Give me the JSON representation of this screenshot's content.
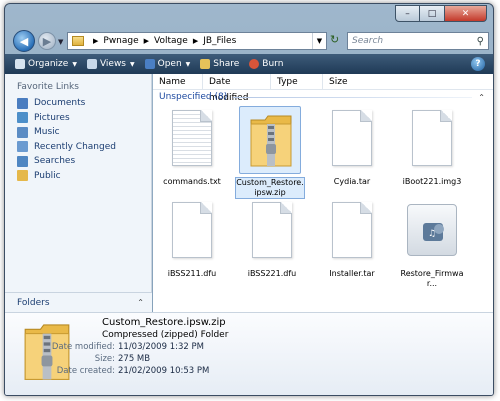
{
  "window": {
    "caption_buttons": {
      "minimize": "–",
      "maximize": "□",
      "close": "✕"
    }
  },
  "address_bar": {
    "breadcrumbs": [
      "Pwnage",
      "Voltage",
      "JB_Files"
    ],
    "separator": "▶",
    "search_placeholder": "Search"
  },
  "toolbar": {
    "items": [
      {
        "label": "Organize",
        "icon": "organize-icon",
        "dropdown": true
      },
      {
        "label": "Views",
        "icon": "views-icon",
        "dropdown": true
      },
      {
        "label": "Open",
        "icon": "open-icon",
        "dropdown": true
      },
      {
        "label": "Share",
        "icon": "share-icon",
        "dropdown": false
      },
      {
        "label": "Burn",
        "icon": "burn-icon",
        "dropdown": false
      }
    ]
  },
  "nav_pane": {
    "heading": "Favorite Links",
    "links": [
      {
        "label": "Documents",
        "icon": "documents-icon",
        "color": "#4a7dc0"
      },
      {
        "label": "Pictures",
        "icon": "pictures-icon",
        "color": "#4d8fc9"
      },
      {
        "label": "Music",
        "icon": "music-icon",
        "color": "#5b8cc4"
      },
      {
        "label": "Recently Changed",
        "icon": "recent-icon",
        "color": "#6a9ad0"
      },
      {
        "label": "Searches",
        "icon": "searches-icon",
        "color": "#4f86c2"
      },
      {
        "label": "Public",
        "icon": "public-folder-icon",
        "color": "#e5b84a"
      }
    ],
    "folders_label": "Folders"
  },
  "columns": [
    "Name",
    "Date modified",
    "Type",
    "Size"
  ],
  "group": {
    "label": "Unspecified (8)"
  },
  "files": [
    {
      "name": "commands.txt",
      "kind": "text"
    },
    {
      "name": "Custom_Restore.ipsw.zip",
      "kind": "zip",
      "selected": true
    },
    {
      "name": "Cydia.tar",
      "kind": "blank"
    },
    {
      "name": "iBoot221.img3",
      "kind": "blank"
    },
    {
      "name": "iBSS211.dfu",
      "kind": "blank"
    },
    {
      "name": "iBSS221.dfu",
      "kind": "blank"
    },
    {
      "name": "Installer.tar",
      "kind": "blank"
    },
    {
      "name": "Restore_Firmwar...",
      "kind": "app"
    }
  ],
  "details": {
    "name": "Custom_Restore.ipsw.zip",
    "type": "Compressed (zipped) Folder",
    "rows": [
      {
        "key": "Date modified:",
        "value": "11/03/2009 1:32 PM"
      },
      {
        "key": "Size:",
        "value": "275 MB"
      },
      {
        "key": "Date created:",
        "value": "21/02/2009 10:53 PM"
      }
    ]
  },
  "colors": {
    "toolbar": "#2b4867",
    "link": "#1c3e72",
    "group": "#1e4aa0",
    "selection": "#dcecfc"
  }
}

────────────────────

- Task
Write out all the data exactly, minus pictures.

- Reply to the exercise
Give me the JSON representation of this screenshot's content.
{
  "window": {
    "caption_buttons": {
      "minimize": "–",
      "maximize": "□",
      "close": "✕"
    }
  },
  "address_bar": {
    "breadcrumbs": [
      "Pwnage",
      "Voltage",
      "JB_Files"
    ],
    "separator": "▶",
    "search_placeholder": "Search"
  },
  "toolbar": {
    "items": [
      {
        "label": "Organize",
        "icon": "organize-icon",
        "dropdown": true
      },
      {
        "label": "Views",
        "icon": "views-icon",
        "dropdown": true
      },
      {
        "label": "Open",
        "icon": "open-icon",
        "dropdown": true
      },
      {
        "label": "Share",
        "icon": "share-icon",
        "dropdown": false
      },
      {
        "label": "Burn",
        "icon": "burn-icon",
        "dropdown": false
      }
    ]
  },
  "nav_pane": {
    "heading": "Favorite Links",
    "links": [
      {
        "label": "Documents",
        "icon": "documents-icon",
        "color": "#4a7dc0"
      },
      {
        "label": "Pictures",
        "icon": "pictures-icon",
        "color": "#4d8fc9"
      },
      {
        "label": "Music",
        "icon": "music-icon",
        "color": "#5b8cc4"
      },
      {
        "label": "Recently Changed",
        "icon": "recent-icon",
        "color": "#6a9ad0"
      },
      {
        "label": "Searches",
        "icon": "searches-icon",
        "color": "#4f86c2"
      },
      {
        "label": "Public",
        "icon": "public-folder-icon",
        "color": "#e5b84a"
      }
    ],
    "folders_label": "Folders"
  },
  "columns": [
    "Name",
    "Date modified",
    "Type",
    "Size"
  ],
  "group": {
    "label": "Unspecified (8)"
  },
  "files": [
    {
      "name": "commands.txt",
      "kind": "text"
    },
    {
      "name": "Custom_Restore.ipsw.zip",
      "kind": "zip",
      "selected": true
    },
    {
      "name": "Cydia.tar",
      "kind": "blank"
    },
    {
      "name": "iBoot221.img3",
      "kind": "blank"
    },
    {
      "name": "iBSS211.dfu",
      "kind": "blank"
    },
    {
      "name": "iBSS221.dfu",
      "kind": "blank"
    },
    {
      "name": "Installer.tar",
      "kind": "blank"
    },
    {
      "name": "Restore_Firmwar...",
      "kind": "app"
    }
  ],
  "details": {
    "name": "Custom_Restore.ipsw.zip",
    "type": "Compressed (zipped) Folder",
    "rows": [
      {
        "key": "Date modified:",
        "value": "11/03/2009 1:32 PM"
      },
      {
        "key": "Size:",
        "value": "275 MB"
      },
      {
        "key": "Date created:",
        "value": "21/02/2009 10:53 PM"
      }
    ]
  },
  "colors": {
    "toolbar": "#2b4867",
    "link": "#1c3e72",
    "group": "#1e4aa0",
    "selection": "#dcecfc"
  }
}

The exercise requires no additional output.